In a recent TechCrunch piece, it was reported the Wynn Las Vegas hotel was “adding an Amazon Echo to every one of its 4,748 rooms,” meaning that a “built-in surveillance device [will] potentially listen in on all [visitor] conversations.” Ostensibly done to help anticipate customers’ every desire–and sell them products to satisfy those cravings–the creation of such material can obviously be repurposed for unsavory means, sold or stolen.
When Louis Daguerre, in 1839, first mastered his method of photography, it’s likely that along with sense of wonder people felt a sense of dread. Would this new tool change the nature of our memory, change the nature of us? His invention actually enhanced life and perhaps those in our time will as well, but anything without an OFF switch–and that’s where we’re headed–should be approached with caution.
What new tech product are you currently obsessed with using at home? What do you and your family do with it?
This is going to sound weird, but I’m a strange person. I have two kids, ages 6 and 4, and for the last few years I’ve been mourning their loss of childhood.
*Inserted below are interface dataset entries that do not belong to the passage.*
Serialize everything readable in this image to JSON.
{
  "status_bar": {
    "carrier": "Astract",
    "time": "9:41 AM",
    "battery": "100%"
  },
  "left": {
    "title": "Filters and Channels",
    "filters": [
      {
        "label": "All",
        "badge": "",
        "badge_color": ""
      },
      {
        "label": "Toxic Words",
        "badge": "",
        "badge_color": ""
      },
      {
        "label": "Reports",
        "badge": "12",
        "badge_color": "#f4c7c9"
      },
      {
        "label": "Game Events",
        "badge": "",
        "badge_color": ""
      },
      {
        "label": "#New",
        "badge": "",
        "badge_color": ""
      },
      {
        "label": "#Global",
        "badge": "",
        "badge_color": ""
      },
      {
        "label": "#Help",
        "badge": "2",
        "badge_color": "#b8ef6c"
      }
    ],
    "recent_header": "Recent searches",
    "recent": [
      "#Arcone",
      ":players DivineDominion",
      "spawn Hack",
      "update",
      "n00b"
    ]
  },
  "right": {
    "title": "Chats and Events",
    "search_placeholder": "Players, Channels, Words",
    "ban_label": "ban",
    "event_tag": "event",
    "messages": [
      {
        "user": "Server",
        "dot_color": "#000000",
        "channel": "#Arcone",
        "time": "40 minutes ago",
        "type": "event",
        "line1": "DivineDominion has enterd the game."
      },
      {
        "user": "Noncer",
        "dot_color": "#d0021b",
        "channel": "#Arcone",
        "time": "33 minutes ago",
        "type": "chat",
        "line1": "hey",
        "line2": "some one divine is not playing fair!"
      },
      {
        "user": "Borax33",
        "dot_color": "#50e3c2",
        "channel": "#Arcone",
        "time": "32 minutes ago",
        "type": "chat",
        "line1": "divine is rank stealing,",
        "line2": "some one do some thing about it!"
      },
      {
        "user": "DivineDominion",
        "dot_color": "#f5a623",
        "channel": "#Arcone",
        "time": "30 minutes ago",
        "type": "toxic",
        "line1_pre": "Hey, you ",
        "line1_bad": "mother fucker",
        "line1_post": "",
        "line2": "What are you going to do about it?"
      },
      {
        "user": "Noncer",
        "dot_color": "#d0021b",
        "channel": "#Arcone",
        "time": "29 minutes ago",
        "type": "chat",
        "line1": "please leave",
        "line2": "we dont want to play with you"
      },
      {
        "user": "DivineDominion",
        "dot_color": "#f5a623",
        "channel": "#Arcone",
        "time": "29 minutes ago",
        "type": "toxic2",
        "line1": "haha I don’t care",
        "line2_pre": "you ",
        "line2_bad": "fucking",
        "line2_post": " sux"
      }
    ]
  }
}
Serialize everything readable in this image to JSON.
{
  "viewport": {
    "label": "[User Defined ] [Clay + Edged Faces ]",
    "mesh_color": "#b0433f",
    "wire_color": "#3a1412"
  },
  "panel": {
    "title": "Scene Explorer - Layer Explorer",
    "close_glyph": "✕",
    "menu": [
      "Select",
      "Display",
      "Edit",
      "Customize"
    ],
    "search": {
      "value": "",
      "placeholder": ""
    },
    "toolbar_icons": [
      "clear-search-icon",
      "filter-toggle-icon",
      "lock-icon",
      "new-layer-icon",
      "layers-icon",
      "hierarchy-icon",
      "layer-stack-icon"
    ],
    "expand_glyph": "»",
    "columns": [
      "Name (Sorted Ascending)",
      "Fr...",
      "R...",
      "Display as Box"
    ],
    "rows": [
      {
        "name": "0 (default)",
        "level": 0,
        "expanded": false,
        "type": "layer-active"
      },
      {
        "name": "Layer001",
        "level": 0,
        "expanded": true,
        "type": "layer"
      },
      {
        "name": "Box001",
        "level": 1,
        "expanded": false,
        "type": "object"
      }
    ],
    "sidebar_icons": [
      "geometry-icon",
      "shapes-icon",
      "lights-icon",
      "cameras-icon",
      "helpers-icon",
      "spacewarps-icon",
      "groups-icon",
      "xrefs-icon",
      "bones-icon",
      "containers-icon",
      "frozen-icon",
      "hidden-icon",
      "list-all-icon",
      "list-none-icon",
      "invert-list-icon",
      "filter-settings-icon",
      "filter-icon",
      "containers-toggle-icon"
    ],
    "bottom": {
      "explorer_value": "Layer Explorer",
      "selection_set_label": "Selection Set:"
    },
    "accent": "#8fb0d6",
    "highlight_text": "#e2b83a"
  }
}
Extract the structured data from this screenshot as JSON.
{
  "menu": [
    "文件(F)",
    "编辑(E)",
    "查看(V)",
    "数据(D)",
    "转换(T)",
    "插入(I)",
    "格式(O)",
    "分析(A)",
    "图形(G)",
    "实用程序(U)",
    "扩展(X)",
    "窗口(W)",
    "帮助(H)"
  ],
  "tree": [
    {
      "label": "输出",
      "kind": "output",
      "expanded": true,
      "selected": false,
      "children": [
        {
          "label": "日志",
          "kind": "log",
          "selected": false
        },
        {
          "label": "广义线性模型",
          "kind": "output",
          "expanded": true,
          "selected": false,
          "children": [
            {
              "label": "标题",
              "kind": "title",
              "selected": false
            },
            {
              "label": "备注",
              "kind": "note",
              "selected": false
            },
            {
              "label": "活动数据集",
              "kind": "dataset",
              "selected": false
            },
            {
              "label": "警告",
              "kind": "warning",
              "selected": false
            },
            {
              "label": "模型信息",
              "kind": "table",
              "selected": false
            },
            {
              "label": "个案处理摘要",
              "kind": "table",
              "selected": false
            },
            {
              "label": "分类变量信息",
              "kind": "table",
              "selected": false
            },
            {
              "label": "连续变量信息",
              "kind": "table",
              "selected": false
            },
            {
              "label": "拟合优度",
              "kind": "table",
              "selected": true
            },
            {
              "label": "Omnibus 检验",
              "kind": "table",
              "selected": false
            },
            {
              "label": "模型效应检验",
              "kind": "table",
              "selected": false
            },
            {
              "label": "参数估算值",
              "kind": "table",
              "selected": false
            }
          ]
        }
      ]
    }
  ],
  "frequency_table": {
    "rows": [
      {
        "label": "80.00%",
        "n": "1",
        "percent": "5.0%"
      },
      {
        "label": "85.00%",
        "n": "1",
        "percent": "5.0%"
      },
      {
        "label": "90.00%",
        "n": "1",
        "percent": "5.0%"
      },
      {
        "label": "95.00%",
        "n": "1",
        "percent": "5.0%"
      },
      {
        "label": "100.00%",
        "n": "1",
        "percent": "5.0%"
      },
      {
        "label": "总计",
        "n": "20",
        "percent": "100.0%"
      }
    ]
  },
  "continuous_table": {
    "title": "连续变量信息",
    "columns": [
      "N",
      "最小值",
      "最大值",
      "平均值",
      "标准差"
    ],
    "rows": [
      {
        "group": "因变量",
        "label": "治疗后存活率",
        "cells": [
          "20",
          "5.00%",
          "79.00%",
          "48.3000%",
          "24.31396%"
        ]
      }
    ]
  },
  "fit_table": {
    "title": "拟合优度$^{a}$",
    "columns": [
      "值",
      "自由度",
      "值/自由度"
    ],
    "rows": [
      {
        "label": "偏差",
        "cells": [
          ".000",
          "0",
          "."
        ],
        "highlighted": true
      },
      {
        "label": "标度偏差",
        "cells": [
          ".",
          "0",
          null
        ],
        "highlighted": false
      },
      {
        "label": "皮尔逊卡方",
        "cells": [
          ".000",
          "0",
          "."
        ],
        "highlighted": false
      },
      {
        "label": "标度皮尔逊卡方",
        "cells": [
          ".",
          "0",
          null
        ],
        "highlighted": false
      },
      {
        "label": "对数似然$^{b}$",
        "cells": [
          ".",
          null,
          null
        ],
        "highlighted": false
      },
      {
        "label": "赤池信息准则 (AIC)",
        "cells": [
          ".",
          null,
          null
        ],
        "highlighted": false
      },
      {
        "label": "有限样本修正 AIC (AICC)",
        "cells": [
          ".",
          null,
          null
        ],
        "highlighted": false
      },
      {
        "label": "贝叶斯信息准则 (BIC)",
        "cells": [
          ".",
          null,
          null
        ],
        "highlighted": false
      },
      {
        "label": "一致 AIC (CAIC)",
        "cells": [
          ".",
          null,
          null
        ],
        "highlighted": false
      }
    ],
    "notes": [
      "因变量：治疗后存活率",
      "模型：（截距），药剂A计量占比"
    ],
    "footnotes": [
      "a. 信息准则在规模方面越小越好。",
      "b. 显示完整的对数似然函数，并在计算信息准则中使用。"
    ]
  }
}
Every day they get a little bit older, and even though my wife and I take lots of photos and videos of them, I can’t shake the feeling that we’re losing most of the moments of their lives.
So last summer, after some intense lobbying of my wife, I did something radical: I installed several cameras in my living room and dining room to record everything we did at home for posterity. In other words, I created a reality show in my house.
In practice, it works like this: The cameras are motion-activated and connected to servers in the cloud. Like security cameras in a convenience store, they are set to record on a constant loop — every video clip is saved for a few days, after which it’s automatically deleted, unless I flag it for long-term keeping.
Yes, this system sets up a minefield of potential problems. We turn off the cameras when we have guests (it’s unethical and, depending on where you live, possibly even illegal to record people without their consent) and we don’t spy on each other. There are also security concerns. I’m not going to disclose the brand of the cameras I used because I don’t want to get hacked. The safety of internet-of-things devices is generally not airtight.
And yet I’ve found these cameras to be just wonderful at capturing the odd, beautiful, surprising, charming moments of life that we would never have been able to capture otherwise. Every time the kids say something hilarious or sweet, or do something for the first time, I make a note of the time and date. Later on, I can go and download that exact clip, to keep forever. I’ve already got amazing videos of weeknight dinners, of my wife and I watching the news on election night, of my son learning to play Super Mario Brothers, and my kids having a dance party to their favorite music.
When I’m 80 and the robots have taken over, I’ll look back on these and remember that life was good, once.•